(Data for review begins)

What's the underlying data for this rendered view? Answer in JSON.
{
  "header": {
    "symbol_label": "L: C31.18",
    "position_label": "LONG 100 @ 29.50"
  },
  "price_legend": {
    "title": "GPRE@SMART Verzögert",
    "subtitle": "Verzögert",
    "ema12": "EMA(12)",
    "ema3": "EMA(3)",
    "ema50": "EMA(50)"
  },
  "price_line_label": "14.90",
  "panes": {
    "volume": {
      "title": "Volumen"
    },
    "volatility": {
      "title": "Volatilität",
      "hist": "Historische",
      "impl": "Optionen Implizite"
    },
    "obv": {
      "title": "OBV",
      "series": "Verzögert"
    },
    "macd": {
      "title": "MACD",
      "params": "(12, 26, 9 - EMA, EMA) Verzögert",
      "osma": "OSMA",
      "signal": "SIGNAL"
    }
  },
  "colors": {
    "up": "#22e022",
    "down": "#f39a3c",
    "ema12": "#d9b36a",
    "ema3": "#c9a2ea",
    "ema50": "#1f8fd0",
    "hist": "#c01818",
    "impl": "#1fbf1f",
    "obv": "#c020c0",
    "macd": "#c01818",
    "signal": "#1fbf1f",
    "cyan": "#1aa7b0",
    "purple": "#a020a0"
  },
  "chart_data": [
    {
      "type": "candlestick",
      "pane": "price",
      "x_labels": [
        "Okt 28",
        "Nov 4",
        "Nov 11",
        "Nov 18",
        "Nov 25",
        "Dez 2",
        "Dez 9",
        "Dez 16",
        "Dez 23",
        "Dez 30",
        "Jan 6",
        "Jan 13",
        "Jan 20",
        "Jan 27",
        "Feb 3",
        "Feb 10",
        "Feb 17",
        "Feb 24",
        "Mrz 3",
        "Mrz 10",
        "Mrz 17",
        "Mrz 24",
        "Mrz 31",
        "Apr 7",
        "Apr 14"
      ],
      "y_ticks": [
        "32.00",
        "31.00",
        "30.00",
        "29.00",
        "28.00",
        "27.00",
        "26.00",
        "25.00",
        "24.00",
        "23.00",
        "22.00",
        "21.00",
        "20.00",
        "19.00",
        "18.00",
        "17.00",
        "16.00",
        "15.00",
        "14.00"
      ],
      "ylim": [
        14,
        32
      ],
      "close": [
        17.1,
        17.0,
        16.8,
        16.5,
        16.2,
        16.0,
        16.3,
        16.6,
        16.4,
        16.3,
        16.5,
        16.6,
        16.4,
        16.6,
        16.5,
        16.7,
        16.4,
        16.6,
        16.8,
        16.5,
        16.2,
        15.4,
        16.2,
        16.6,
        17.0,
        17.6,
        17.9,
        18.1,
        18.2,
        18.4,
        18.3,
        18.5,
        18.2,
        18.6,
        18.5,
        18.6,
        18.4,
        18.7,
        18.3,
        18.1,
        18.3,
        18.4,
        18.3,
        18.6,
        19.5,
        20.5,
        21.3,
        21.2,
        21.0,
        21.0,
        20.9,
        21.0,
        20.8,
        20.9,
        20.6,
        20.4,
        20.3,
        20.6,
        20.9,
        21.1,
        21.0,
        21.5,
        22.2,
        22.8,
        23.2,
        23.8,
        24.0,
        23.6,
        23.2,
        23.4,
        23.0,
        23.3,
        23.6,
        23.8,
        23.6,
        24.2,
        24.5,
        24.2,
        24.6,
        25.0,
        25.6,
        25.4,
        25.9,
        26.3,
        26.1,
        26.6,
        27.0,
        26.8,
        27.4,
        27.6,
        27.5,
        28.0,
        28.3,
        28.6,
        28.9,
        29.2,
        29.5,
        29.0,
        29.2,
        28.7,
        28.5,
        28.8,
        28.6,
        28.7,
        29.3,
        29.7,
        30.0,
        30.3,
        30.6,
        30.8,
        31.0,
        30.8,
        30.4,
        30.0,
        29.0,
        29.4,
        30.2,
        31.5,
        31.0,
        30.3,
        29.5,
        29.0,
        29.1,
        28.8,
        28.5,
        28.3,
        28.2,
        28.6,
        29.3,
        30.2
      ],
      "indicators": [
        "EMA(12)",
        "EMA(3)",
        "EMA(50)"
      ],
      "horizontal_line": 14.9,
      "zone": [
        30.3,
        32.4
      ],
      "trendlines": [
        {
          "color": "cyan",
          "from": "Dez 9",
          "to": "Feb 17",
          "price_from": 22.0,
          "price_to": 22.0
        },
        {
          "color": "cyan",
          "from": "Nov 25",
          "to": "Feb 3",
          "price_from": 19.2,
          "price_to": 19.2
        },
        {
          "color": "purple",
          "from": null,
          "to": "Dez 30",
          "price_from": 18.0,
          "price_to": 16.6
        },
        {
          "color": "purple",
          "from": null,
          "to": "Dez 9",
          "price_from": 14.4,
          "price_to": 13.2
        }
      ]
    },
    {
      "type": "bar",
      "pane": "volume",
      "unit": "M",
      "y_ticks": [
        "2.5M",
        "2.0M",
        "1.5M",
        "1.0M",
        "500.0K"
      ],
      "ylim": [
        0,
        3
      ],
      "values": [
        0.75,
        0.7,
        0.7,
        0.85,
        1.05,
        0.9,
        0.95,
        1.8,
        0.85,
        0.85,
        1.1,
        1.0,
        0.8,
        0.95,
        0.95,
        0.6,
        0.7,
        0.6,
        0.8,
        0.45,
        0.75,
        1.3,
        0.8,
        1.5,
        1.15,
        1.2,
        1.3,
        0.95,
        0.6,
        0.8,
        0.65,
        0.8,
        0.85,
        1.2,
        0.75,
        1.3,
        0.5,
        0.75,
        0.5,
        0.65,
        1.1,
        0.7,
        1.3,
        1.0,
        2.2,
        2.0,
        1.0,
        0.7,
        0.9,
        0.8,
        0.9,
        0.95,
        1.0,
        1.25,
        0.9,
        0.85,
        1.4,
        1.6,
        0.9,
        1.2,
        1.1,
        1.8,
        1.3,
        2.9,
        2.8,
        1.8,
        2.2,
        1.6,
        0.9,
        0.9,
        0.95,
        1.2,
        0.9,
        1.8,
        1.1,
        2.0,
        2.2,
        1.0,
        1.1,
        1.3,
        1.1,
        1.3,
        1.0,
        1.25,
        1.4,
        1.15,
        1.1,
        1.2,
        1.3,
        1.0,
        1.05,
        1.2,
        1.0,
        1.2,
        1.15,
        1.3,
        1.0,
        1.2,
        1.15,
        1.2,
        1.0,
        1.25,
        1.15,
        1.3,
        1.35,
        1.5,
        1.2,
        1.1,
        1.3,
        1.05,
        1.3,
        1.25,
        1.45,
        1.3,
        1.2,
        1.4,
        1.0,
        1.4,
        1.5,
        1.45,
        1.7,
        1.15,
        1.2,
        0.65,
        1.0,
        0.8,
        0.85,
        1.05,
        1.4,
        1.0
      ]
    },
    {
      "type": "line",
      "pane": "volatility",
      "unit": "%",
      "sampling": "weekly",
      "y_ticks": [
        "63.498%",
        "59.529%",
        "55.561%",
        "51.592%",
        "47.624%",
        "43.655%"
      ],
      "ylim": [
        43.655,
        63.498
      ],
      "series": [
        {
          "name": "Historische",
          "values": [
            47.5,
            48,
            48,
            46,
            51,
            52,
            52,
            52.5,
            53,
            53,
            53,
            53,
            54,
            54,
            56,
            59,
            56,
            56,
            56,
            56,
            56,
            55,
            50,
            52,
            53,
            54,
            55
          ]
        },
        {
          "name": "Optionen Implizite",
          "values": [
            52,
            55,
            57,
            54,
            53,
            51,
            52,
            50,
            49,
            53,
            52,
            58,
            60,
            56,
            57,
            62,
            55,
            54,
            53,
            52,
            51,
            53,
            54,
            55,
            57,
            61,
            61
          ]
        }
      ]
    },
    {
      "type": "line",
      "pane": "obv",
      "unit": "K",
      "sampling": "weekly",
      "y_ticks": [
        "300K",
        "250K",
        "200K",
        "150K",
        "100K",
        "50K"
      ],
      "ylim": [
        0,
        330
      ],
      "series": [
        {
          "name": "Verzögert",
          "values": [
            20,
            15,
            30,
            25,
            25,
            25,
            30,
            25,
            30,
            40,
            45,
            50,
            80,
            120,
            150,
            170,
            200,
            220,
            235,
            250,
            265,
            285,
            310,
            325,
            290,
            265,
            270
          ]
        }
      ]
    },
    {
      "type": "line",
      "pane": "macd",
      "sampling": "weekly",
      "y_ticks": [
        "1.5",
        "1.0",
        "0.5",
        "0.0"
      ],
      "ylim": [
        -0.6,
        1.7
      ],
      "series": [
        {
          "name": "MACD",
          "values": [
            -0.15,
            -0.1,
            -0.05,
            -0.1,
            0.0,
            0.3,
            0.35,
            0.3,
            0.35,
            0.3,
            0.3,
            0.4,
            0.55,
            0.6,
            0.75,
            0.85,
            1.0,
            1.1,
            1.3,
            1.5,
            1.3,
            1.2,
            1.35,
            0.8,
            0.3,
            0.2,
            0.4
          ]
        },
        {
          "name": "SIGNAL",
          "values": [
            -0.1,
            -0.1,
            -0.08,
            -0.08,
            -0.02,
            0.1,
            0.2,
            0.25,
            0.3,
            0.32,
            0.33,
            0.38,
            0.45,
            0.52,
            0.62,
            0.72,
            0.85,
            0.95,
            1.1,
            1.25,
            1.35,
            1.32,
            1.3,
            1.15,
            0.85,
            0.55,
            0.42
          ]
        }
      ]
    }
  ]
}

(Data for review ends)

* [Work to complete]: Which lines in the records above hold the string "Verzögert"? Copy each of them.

* [Answer for this exercise]:
    "title": "GPRE@SMART Verzögert",
    "subtitle": "Verzögert",
      "series": "Verzögert"
      "params": "(12, 26, 9 - EMA, EMA) Verzögert",
          "name": "Verzögert",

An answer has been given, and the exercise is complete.